Back at Quarry Hill is a trumpet trio of an unusual kind. One was standing in the middle of the street (St. Peter’s Square again), one in a doorway about 30 metres away, and another on a fifth-story balcony of the LCM. Their improvised, overlapping sound is something between free-jazz and a messed-up interpretation of the Last Post. It is unpredictable, sensual and compelling; in a way that few musical performances ever are, uniting the whole street in a kind of stunned reverie.
At the Carriageworks Theatre, the auditorium is full to brimming with an enthusiastic audience. They have come to see James Rosental’s choreographic debut Life Line (pictured). This is a short but visceral and intense piece that uses acrobatic aerial dance to reveal a ‘forbidden world’. The narrative quest is the very will to live, with only two trapeze ropes hanging for the seven female dancers to hold on to. The atmosphere is intensified by a smoke machine with the benefit of dramatically effective lighting. The musical score also adds to the immersive and innovatory dance action.
The performance is quite scary at times, with aerial twists and swings almost collision-bound. Great use is made of the two blonde-haired women as their golden locks catch the light as they dangle bat-like upside down with incredible stamina, poise and prowess, no mean physical feat. Ironically, given this is a Light Night performance, Rosental’s real interest is in the darkness and shadows and in these we find the work’s real depth of meaning. Frequently beautiful and breath-taking as well as being aesthetically assured and sensitive, this is a piece of great promise.
This emphasis on shadows and what is unseen is the driving force behind Northern School of Contemporary Dance (NSCD) graduate Barnaby Booth’s How to Read a Dark Screen.
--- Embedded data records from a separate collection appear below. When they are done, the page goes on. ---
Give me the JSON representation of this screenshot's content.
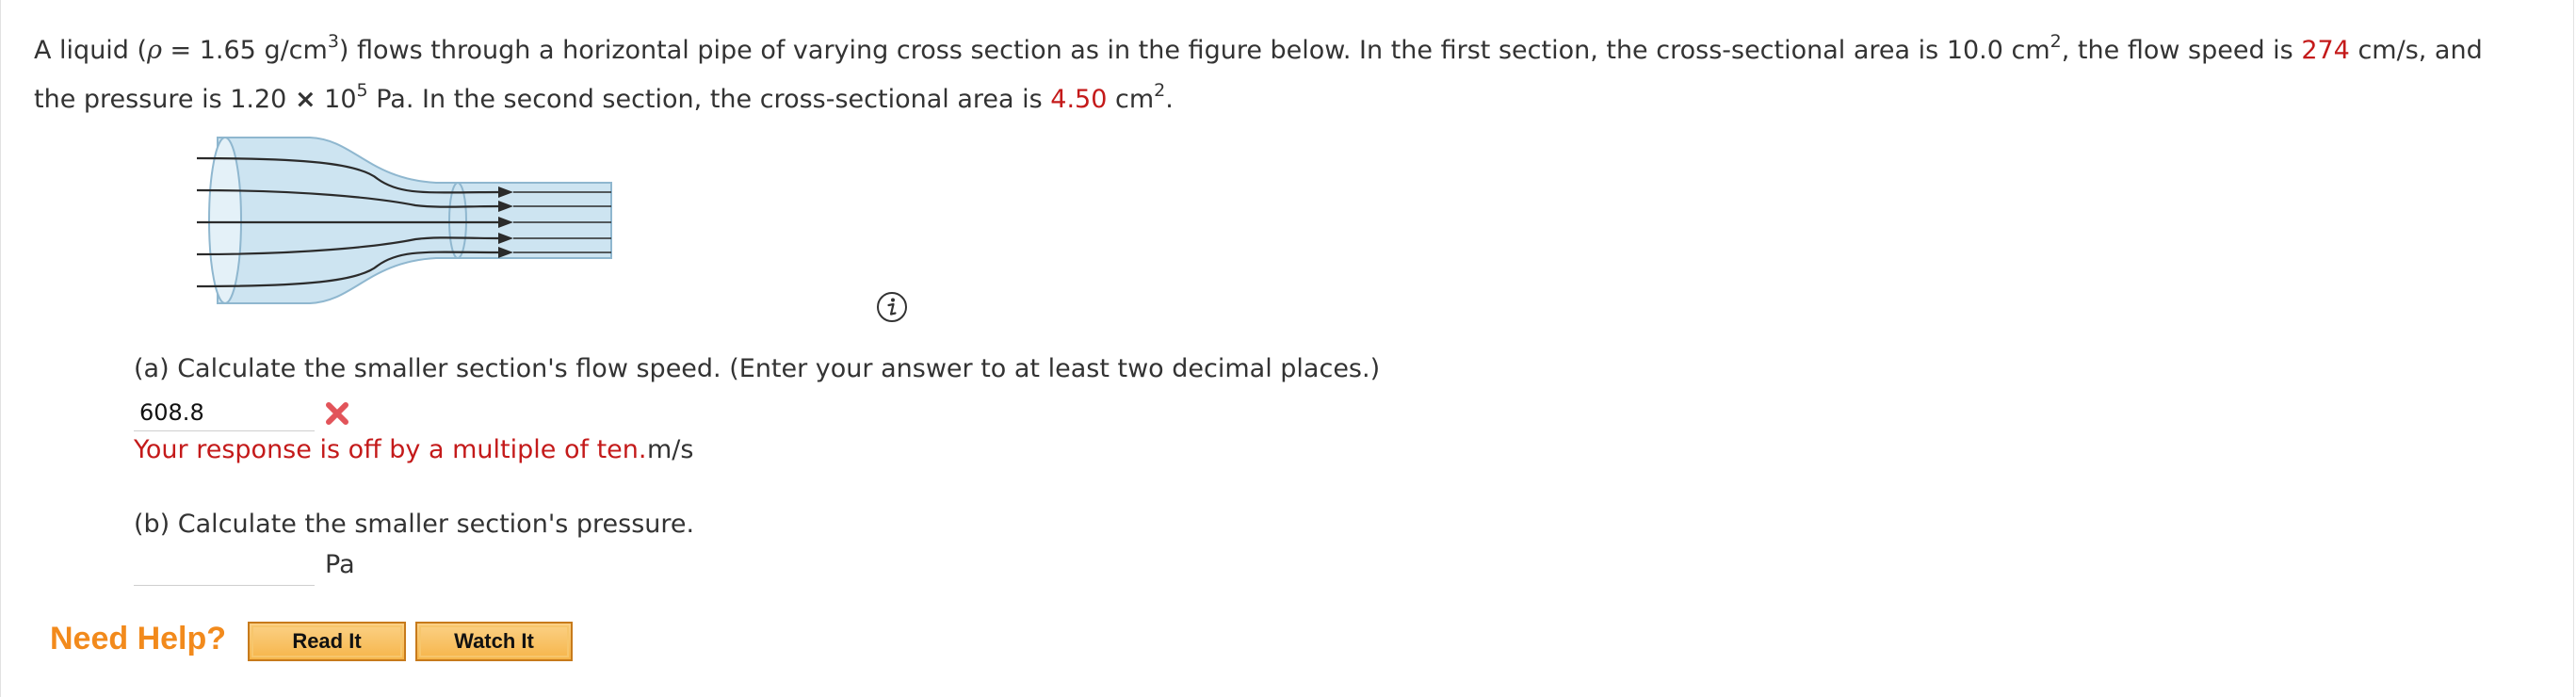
{
  "problem": {
    "intro": "A liquid (",
    "rho_symbol": "ρ",
    "density_text": " = 1.65 g/cm",
    "density_exp": "3",
    "after_density": ") flows through a horizontal pipe of varying cross section as in the figure below. In the first section, the cross-sectional area is 10.0 cm",
    "area1_exp": "2",
    "after_area1": ", the flow speed is ",
    "speed_value": "274",
    "speed_unit_text": " cm/s, and the pressure is 1.20 ",
    "times_symbol": "×",
    "ten_text": " 10",
    "pressure_exp": "5",
    "after_pressure": " Pa. In the second section, the cross-sectional area is ",
    "area2_value": "4.50",
    "area2_unit": " cm",
    "area2_exp": "2",
    "end_period": "."
  },
  "part_a": {
    "question": "(a) Calculate the smaller section's flow speed. (Enter your answer to at least two decimal places.)",
    "answer_value": "608.8",
    "feedback": "Your response is off by a multiple of ten.",
    "unit": "m/s"
  },
  "part_b": {
    "question": "(b) Calculate the smaller section's pressure.",
    "answer_value": "",
    "unit": "Pa"
  },
  "help": {
    "label": "Need Help?",
    "read_it": "Read It",
    "watch_it": "Watch It"
  },
  "icons": {
    "info": "info-circle-icon",
    "incorrect": "x-mark-icon"
  },
  "colors": {
    "highlight_red": "#c41a1a",
    "need_help_orange": "#f28a1c",
    "button_fill": "#f6b54a",
    "pipe_fill": "#cde4f1"
  }
}
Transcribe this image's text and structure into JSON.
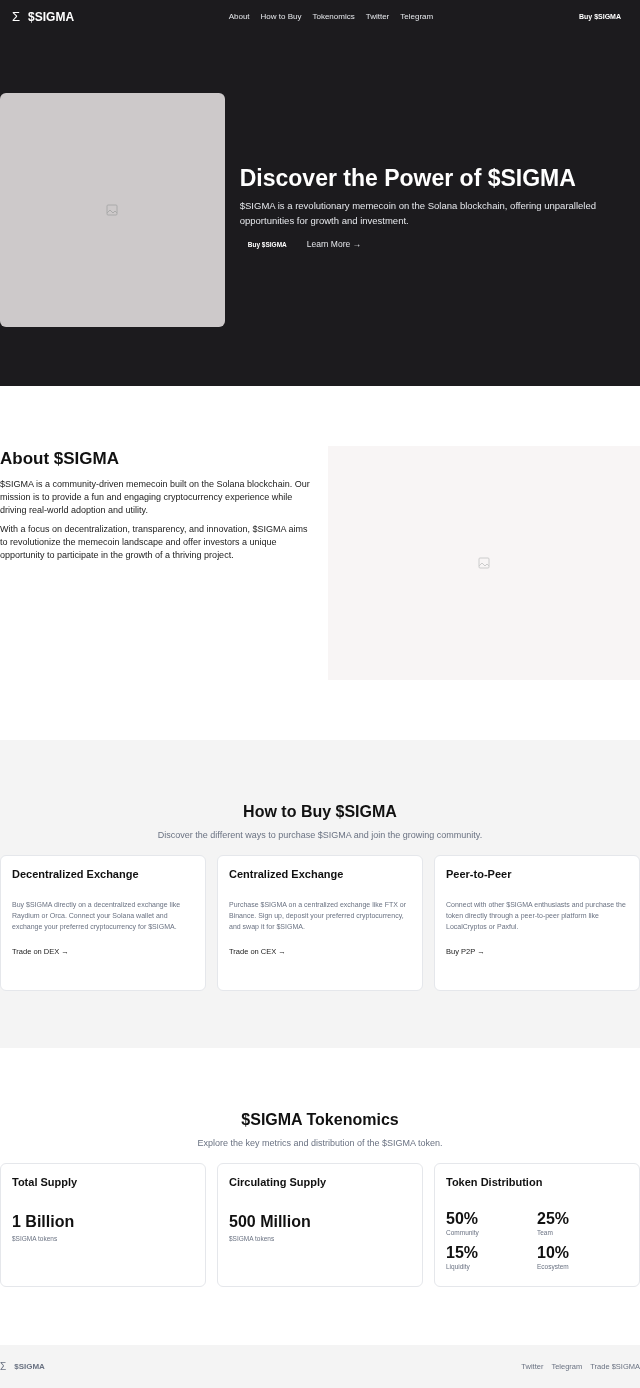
{
  "header": {
    "logo_symbol": "Σ",
    "logo_text": "$SIGMA",
    "nav": [
      "About",
      "How to Buy",
      "Tokenomics",
      "Twitter",
      "Telegram"
    ],
    "cta": "Buy $SIGMA"
  },
  "hero": {
    "title": "Discover the Power of $SIGMA",
    "text": "$SIGMA is a revolutionary memecoin on the Solana blockchain, offering unparalleled opportunities for growth and investment.",
    "primary_button": "Buy $SIGMA",
    "secondary_link": "Learn More",
    "link_arrow": "→"
  },
  "about": {
    "title": "About $SIGMA",
    "paragraphs": [
      "$SIGMA is a community-driven memecoin built on the Solana blockchain. Our mission is to provide a fun and engaging cryptocurrency experience while driving real-world adoption and utility.",
      "With a focus on decentralization, transparency, and innovation, $SIGMA aims to revolutionize the memecoin landscape and offer investors a unique opportunity to participate in the growth of a thriving project."
    ]
  },
  "how_to_buy": {
    "title": "How to Buy $SIGMA",
    "subtitle": "Discover the different ways to purchase $SIGMA and join the growing community.",
    "cards": [
      {
        "title": "Decentralized Exchange",
        "text": "Buy $SIGMA directly on a decentralized exchange like Raydium or Orca. Connect your Solana wallet and exchange your preferred cryptocurrency for $SIGMA.",
        "link": "Trade on DEX",
        "arrow": "→"
      },
      {
        "title": "Centralized Exchange",
        "text": "Purchase $SIGMA on a centralized exchange like FTX or Binance. Sign up, deposit your preferred cryptocurrency, and swap it for $SIGMA.",
        "link": "Trade on CEX",
        "arrow": "→"
      },
      {
        "title": "Peer-to-Peer",
        "text": "Connect with other $SIGMA enthusiasts and purchase the token directly through a peer-to-peer platform like LocalCryptos or Paxful.",
        "link": "Buy P2P",
        "arrow": "→"
      }
    ]
  },
  "tokenomics": {
    "title": "$SIGMA Tokenomics",
    "subtitle": "Explore the key metrics and distribution of the $SIGMA token.",
    "cards": [
      {
        "kind": "single",
        "title": "Total Supply",
        "value": "1 Billion",
        "caption": "$SIGMA tokens"
      },
      {
        "kind": "single",
        "title": "Circulating Supply",
        "value": "500 Million",
        "caption": "$SIGMA tokens"
      },
      {
        "kind": "grid",
        "title": "Token Distribution",
        "items": [
          {
            "value": "50%",
            "caption": "Community"
          },
          {
            "value": "25%",
            "caption": "Team"
          },
          {
            "value": "15%",
            "caption": "Liquidity"
          },
          {
            "value": "10%",
            "caption": "Ecosystem"
          }
        ]
      }
    ]
  },
  "footer": {
    "logo_symbol": "Σ",
    "logo_text": "$SIGMA",
    "links": [
      "Twitter",
      "Telegram",
      "Trade $SIGMA"
    ]
  }
}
The concept is simple, a single torch is the only source of light for most of the piece, and there are moments of total darkness. This emphasises the dancers’ movements which range from vibrant pulsing chaotic shakes to rather graceful balletic moments. The lighting really comes into its own when the light shines ‘through’ the performer, with laser-like strips of light seeming to emanate from them and cascading in subtle shifts and nuances across the stage.
There are also sequences when the torchlight follows the dancers more naturalistically as if to prove that Booth can choreograph in a more traditional way, as well as making innovative experiments. This powerful, haunting piece received a warm welcome from the Light Night audience, and quite a contrast to the brightly-lit marshmallow men in the nearby Millennium Square.